The ball was rising sharply.

Bradman started to look uncomfortable.

Well, what batsman wouldn't?

But every time he has faced Larwood,
he has hit him all over the field.


Well, you were right about one thing.

You always said that he would change
the whole nature of the game.

Now we have to find a
whole new approach.

That's the challenge. Who
is there can meet it?

Well, England has some fine skippers.

Bah! Who?

Chapman? Wyatt?

They had their chances this summer.

Yesterday's men playing
yesterday's game.

You know, you have many fine
qualities yourself, Douglas,

both as a man and as a cricketer -

qualities that could
be useful to England.

But as long as you have never
been captain of a county team,

it's rather difficult for
you to be considered.

Yes, I know that, my lord.

Uh, has Fender ever... indicated to you

how long he might remain
as captain of Surrey?

No, my lord. We've never discussed it.

Would he stand down? In your favour?

I don't know. I'd never ask him.
He's my greatest friend.

Not even if it meant a chance
of being captain of England?

No. Not even then.

I'm sorry.

Oh, don't be. No, don't...
don't be, no.

I admire loyalty.

So, what did Lord Almighty Harris want?

He'd been talking to Warner.
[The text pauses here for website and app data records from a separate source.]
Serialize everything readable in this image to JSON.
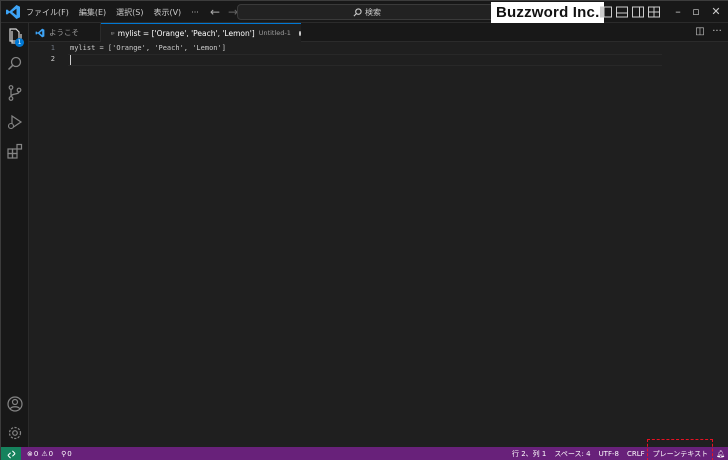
{
  "menu": [
    "ファイル(F)",
    "編集(E)",
    "選択(S)",
    "表示(V)",
    "···"
  ],
  "search": {
    "placeholder": "検索"
  },
  "brand": "Buzzword Inc.",
  "tabs": {
    "welcome": "ようこそ",
    "active_label": "mylist = ['Orange', 'Peach', 'Lemon']",
    "active_desc": "Untitled-1"
  },
  "editor": {
    "lines": [
      {
        "number": "1",
        "text": "mylist = ['Orange', 'Peach', 'Lemon']"
      },
      {
        "number": "2",
        "text": ""
      }
    ]
  },
  "activity": {
    "explorer_badge": "1"
  },
  "status": {
    "errors": "0",
    "warnings": "0",
    "ports": "0",
    "position": "行 2、列 1",
    "spaces": "スペース: 4",
    "encoding": "UTF-8",
    "eol": "CRLF",
    "language": "プレーンテキスト"
  },
  "colors": {
    "accent": "#0078d4",
    "statusbar": "#68217a",
    "remote": "#16825d",
    "highlight": "#e81123"
  }
}
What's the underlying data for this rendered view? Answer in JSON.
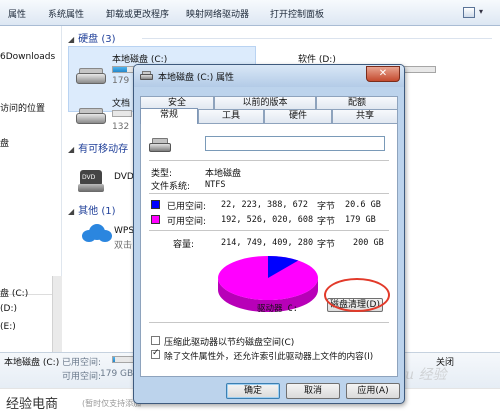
{
  "toolbar": {
    "items": [
      "属性",
      "系统属性",
      "卸载或更改程序",
      "映射网络驱动器",
      "打开控制面板"
    ]
  },
  "nav": {
    "items": [
      "6Downloads",
      "访问的位置",
      "盘",
      "盘 (C:)",
      "(D:)",
      "(E:)"
    ]
  },
  "content": {
    "group_hdd": "硬盘 (3)",
    "group_removable": "有可移动存",
    "group_other": "其他 (1)",
    "drive_c_name": "本地磁盘 (C:)",
    "drive_c_free": "179",
    "drive_c_used_fraction": 0.1,
    "drive_d_name": "软件 (D:)",
    "drive_d_used_fraction": 0.0,
    "drive_e_name": "文档",
    "drive_e_free": "132",
    "drive_e_used_fraction": 0.0,
    "dvd_label": "DVD",
    "wps_name": "WPS",
    "wps_desc": "双击"
  },
  "details": {
    "name": "本地磁盘 (C:)",
    "used_label": "已用空间:",
    "free_label": "可用空间:",
    "free_value": "179 GB",
    "used_fraction": 0.1,
    "right_text": "关闭"
  },
  "banner": {
    "title": "经验电商",
    "note": "(暂时仅支持添加"
  },
  "watermark": {
    "text": "Baidu 经验"
  },
  "dialog": {
    "title": "本地磁盘 (C:) 属性",
    "close": "✕",
    "tabs_row1": [
      "安全",
      "以前的版本",
      "配额"
    ],
    "tabs_row2": [
      "常规",
      "工具",
      "硬件",
      "共享"
    ],
    "active_tab": "常规",
    "name_value": "",
    "type_label": "类型:",
    "type_value": "本地磁盘",
    "fs_label": "文件系统:",
    "fs_value": "NTFS",
    "used_label": "已用空间:",
    "used_bytes": "22, 223, 388, 672",
    "used_unit": "字节",
    "used_gb": "20.6 GB",
    "free_label": "可用空间:",
    "free_bytes": "192, 526, 020, 608",
    "free_unit": "字节",
    "free_gb": "179 GB",
    "cap_label": "容量:",
    "cap_bytes": "214, 749, 409, 280",
    "cap_unit": "字节",
    "cap_gb": "200 GB",
    "drive_label": "驱动器 C:",
    "cleanup_button": "磁盘清理(D)",
    "compress_label": "压缩此驱动器以节约磁盘空间(C)",
    "compress_checked": false,
    "index_label": "除了文件属性外，还允许索引此驱动器上文件的内容(I)",
    "index_checked": true,
    "ok": "确定",
    "cancel": "取消",
    "apply": "应用(A)",
    "used_color": "#0000ff",
    "free_color": "#ff00ff",
    "used_fraction": 0.1035
  }
}
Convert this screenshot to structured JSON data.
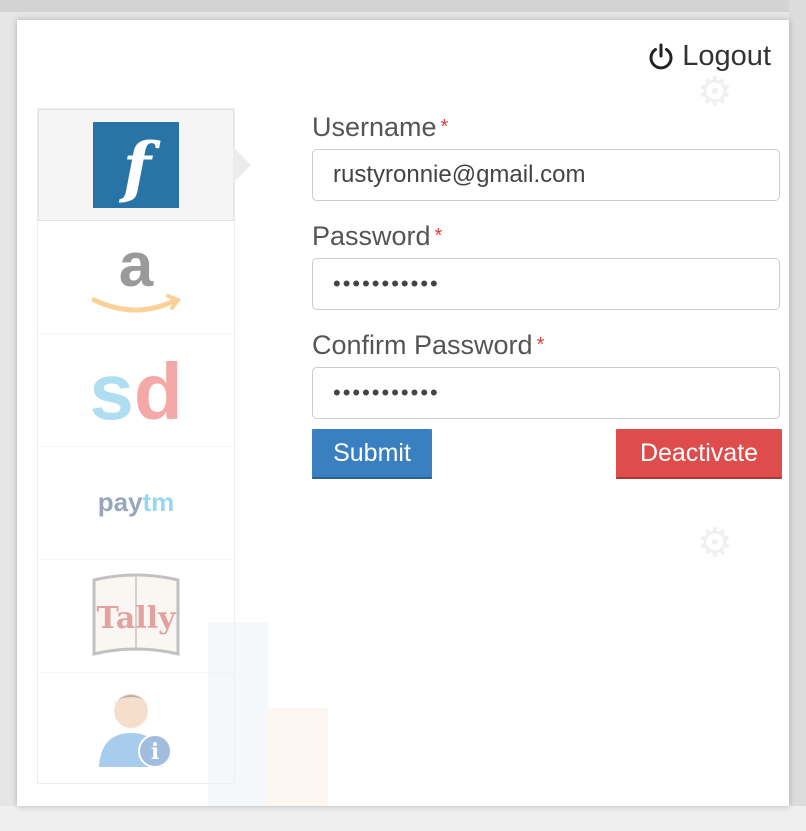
{
  "header": {
    "logout_label": "Logout"
  },
  "sidebar": {
    "items": [
      {
        "name": "flipkart",
        "logo_text": "f",
        "active": true
      },
      {
        "name": "amazon",
        "logo_text": "a",
        "active": false
      },
      {
        "name": "snapdeal",
        "logo_text": "sd",
        "active": false
      },
      {
        "name": "paytm",
        "logo_text": "paytm",
        "active": false
      },
      {
        "name": "tally",
        "logo_text": "Tally",
        "active": false
      },
      {
        "name": "user-info",
        "logo_text": "",
        "active": false
      }
    ]
  },
  "form": {
    "username": {
      "label": "Username",
      "required_mark": "*",
      "value": "rustyronnie@gmail.com"
    },
    "password": {
      "label": "Password",
      "required_mark": "*",
      "value": "•••••••••••"
    },
    "confirm_password": {
      "label": "Confirm Password",
      "required_mark": "*",
      "value": "•••••••••••"
    },
    "submit_label": "Submit",
    "deactivate_label": "Deactivate"
  },
  "colors": {
    "submit": "#3a7fc0",
    "deactivate": "#df4c4c",
    "required": "#e03c3c",
    "flipkart_blue": "#2874a6",
    "amazon_orange": "#f49a1c",
    "snapdeal_blue": "#4fb8e6",
    "snapdeal_red": "#e8423f",
    "paytm_navy": "#1e3a6b",
    "paytm_cyan": "#1aa9e0",
    "tally_red": "#c2302c"
  }
}
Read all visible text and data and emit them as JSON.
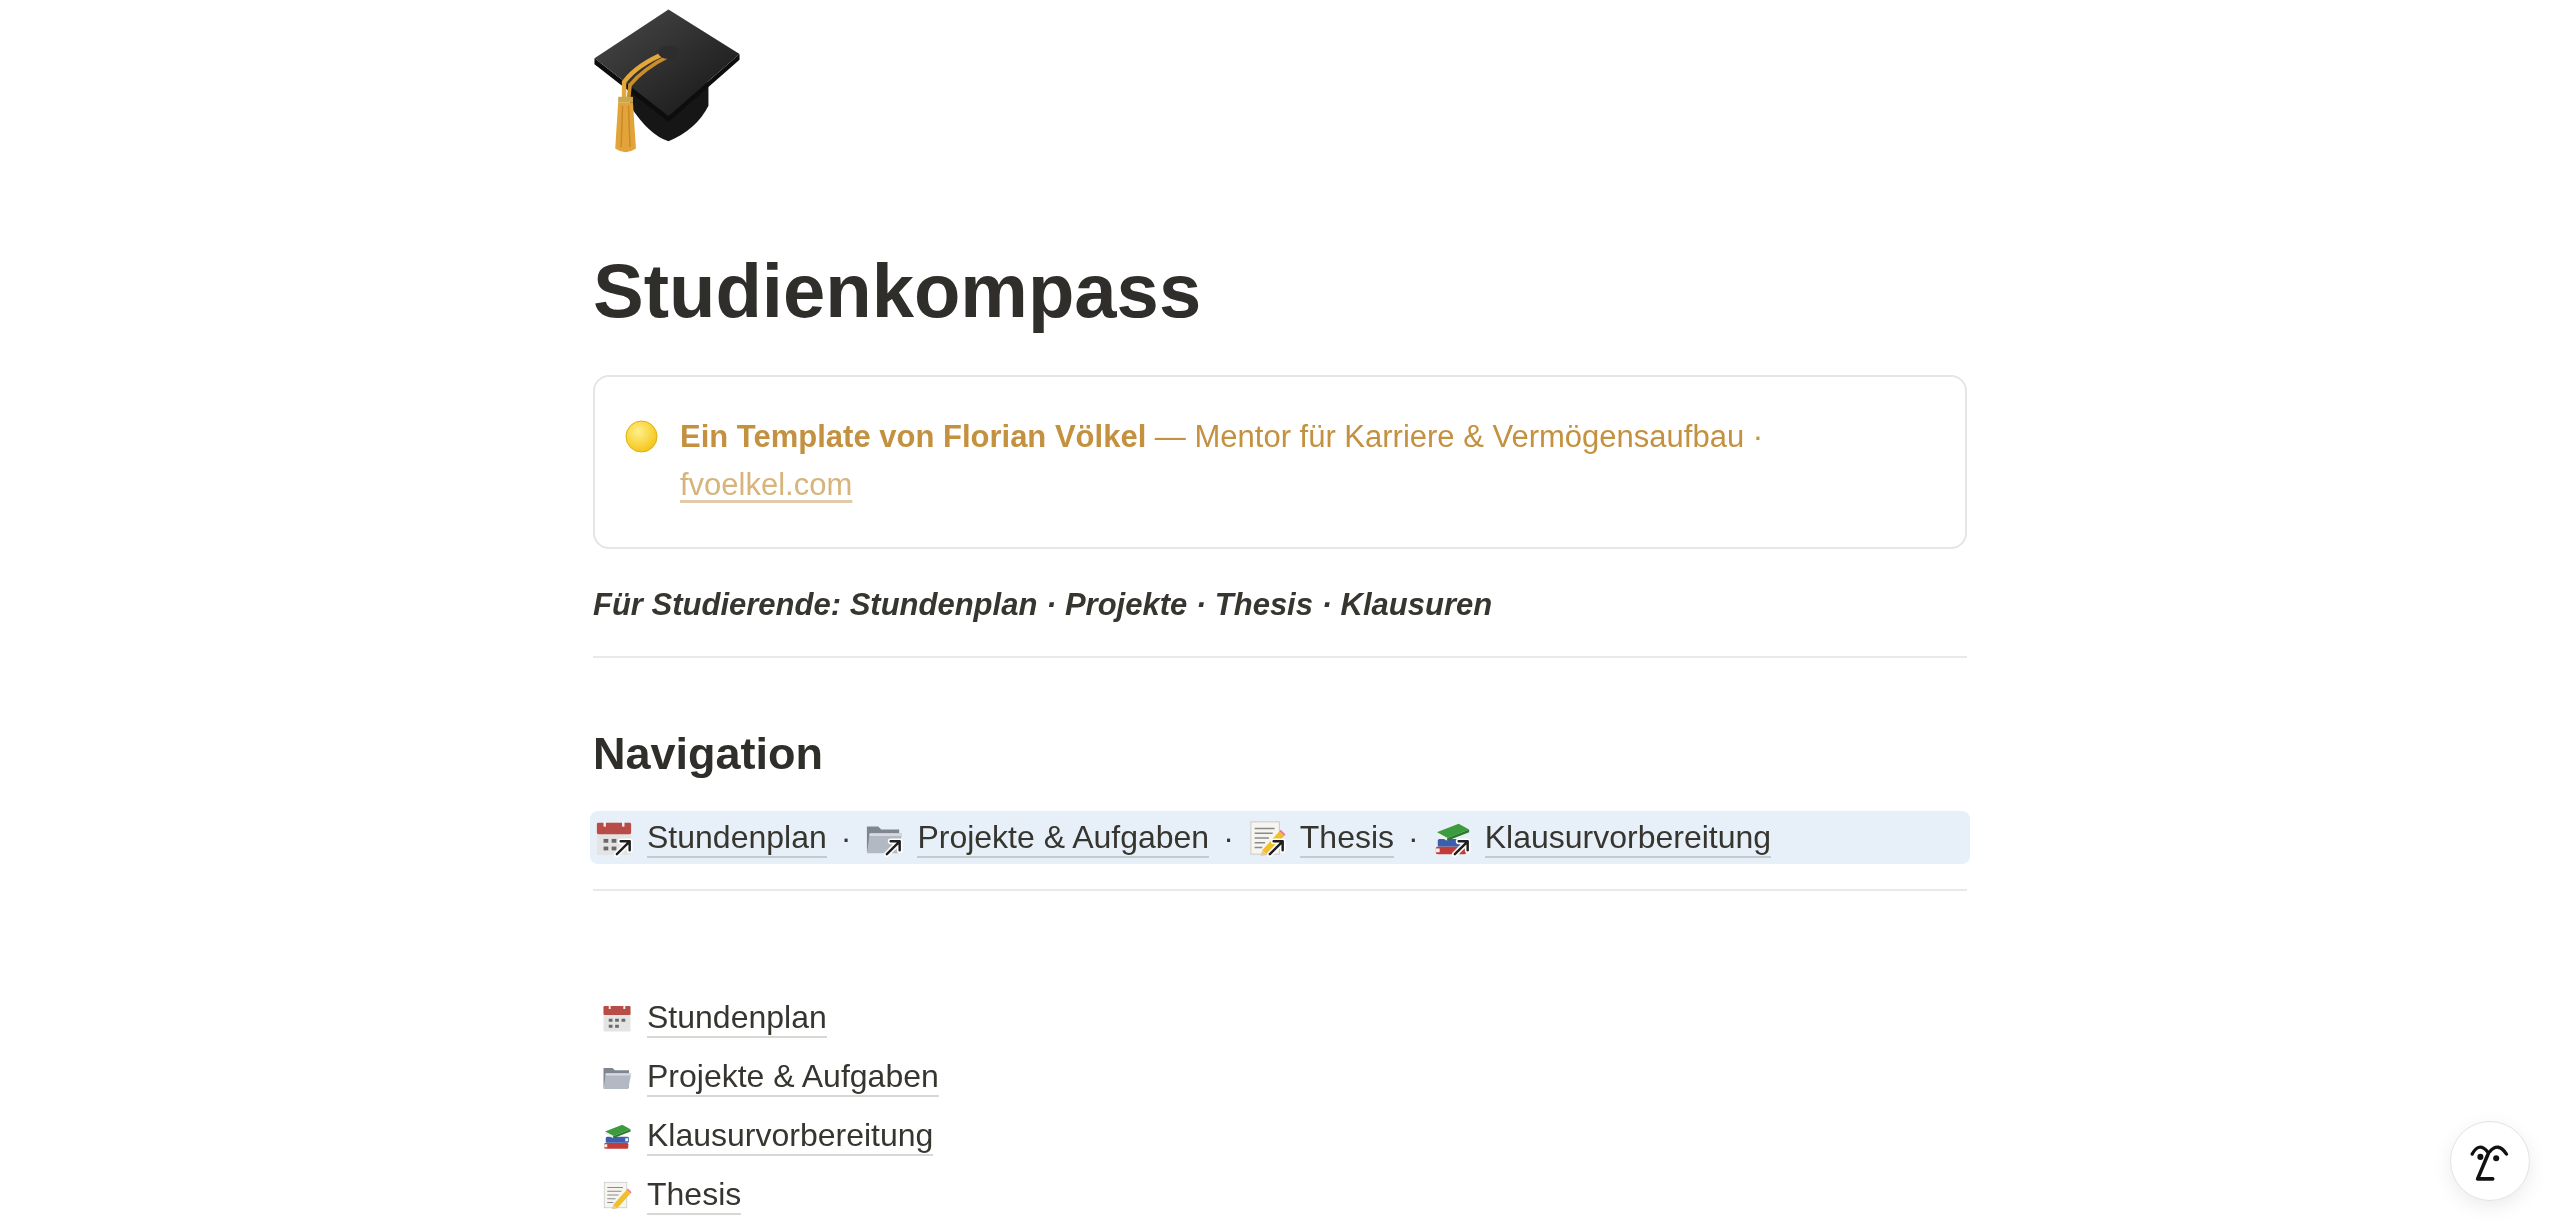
{
  "page": {
    "title": "Studienkompass"
  },
  "callout": {
    "text": "**Ein Template von Florian Völkel** — Mentor für Karriere & Vermögensaufbau ·",
    "link": "fvoelkel.com"
  },
  "subtitle": "Für Studierende: Stundenplan · Projekte · Thesis · Klausuren",
  "navigation": {
    "heading": "Navigation",
    "items": [
      {
        "kind": "link",
        "label": "Stundenplan"
      },
      {
        "kind": "separator",
        "text": "·"
      },
      {
        "kind": "link",
        "label": "Projekte & Aufgaben"
      },
      {
        "kind": "separator",
        "text": "·"
      },
      {
        "kind": "link",
        "label": "Thesis"
      },
      {
        "kind": "separator",
        "text": "·"
      },
      {
        "kind": "link",
        "label": "Klausurvorbereitung"
      }
    ]
  },
  "pages": [
    {
      "label": "Stundenplan"
    },
    {
      "label": "Projekte & Aufgaben"
    },
    {
      "label": "Klausurvorbereitung"
    },
    {
      "label": "Thesis"
    }
  ]
}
He wanted to hear my
thoughts on Bradman.

What did you tell him? Oh, nothing new.

What, is that all?

Well, he congratulated
me on my foresight,

then he rattled on about
India and his childhood.

I think he's lonely.

Well, I'm not surprised,
given his personality.

I'll wait in the car. Yes.
Shan't be a minute.

Good evening.

Oh, good evening, my lord.

Uh, yes. Yes, that would be possible.

No. No, no, no. No trouble.

Well, tomorrow morning at 11:00.


I'm quite sure you don't want to spend
any longer with me than you have to,

so I'll come straight to the point.

If you would, my lord.

Regardless of how good a
cricketer you might be,

I think we both realise that you
will never captain England.

Do we? Why is that?

Because I say so, that's why.

If I might be permitted an observation,
my lord, you are no longer young.

No. No.

But I am sure that the Almighty
would be just as distressed as me

to see you as captain.

I am quite confident he'll leave me
here for as long as I am needed.

And is that the purpose
of this meeting?

For you to inform me of
your...'divine' mission?

I asked you here to talk about Jardine.

He's a contender. A
very strong contender.

Of course, he would first have
to become a county captain.

I believe Nottinghamshire
is looking for someone.

I was thinking of
somewhere closer to home.

Have you spoken to Douglas about this?


He refused to raise it with you.

He has shown great loyalty.

And what do you say?

You speak of God...

but you give me the
devil's alternative.

Good day.

Where the hell have you been?

My apologies. I thought
you'd forgotten.

I'm sorry, Edith. We were about to go.

Don't worry. The table
was booked for 8:00.

I'm sure they will have held it.

Douglas, before we go,
I'd like to have a chat.

If you don't mind? And a drink.

Well... I have spent the day...
in St James's Park.


And the upshot of it is I've
decided to step down at Surrey.


Oh, there comes a time when a
man must think about his life.

His achievements. His successes.
And he must be realistic.

I've sadly neglected the
wine business of late.

And the truth is my best
cricket is behind me.

That's rubbish.

You've been speaking to Lord Harris.

I ran into him.

What did he say?

He rattled on about... India.

His childhood.

I think he's lonely.

Do it, Douglas.

No, I can't. Not like this.

Forget about the circumstances.

If I can't, then nothing would please
me more than to see you have it.

Take it as a gift.

A gift to a dear...

loyal friend.

That night, Douglas
became captain of Surrey.

Within months, he was to achieve
his game's greatest accolade.

He would be named captain of England.

In his campaign to regain the Ashes,

Douglas's weapon would
be Harold Larwood,

his plan - bodyline.

The captain.

The captain.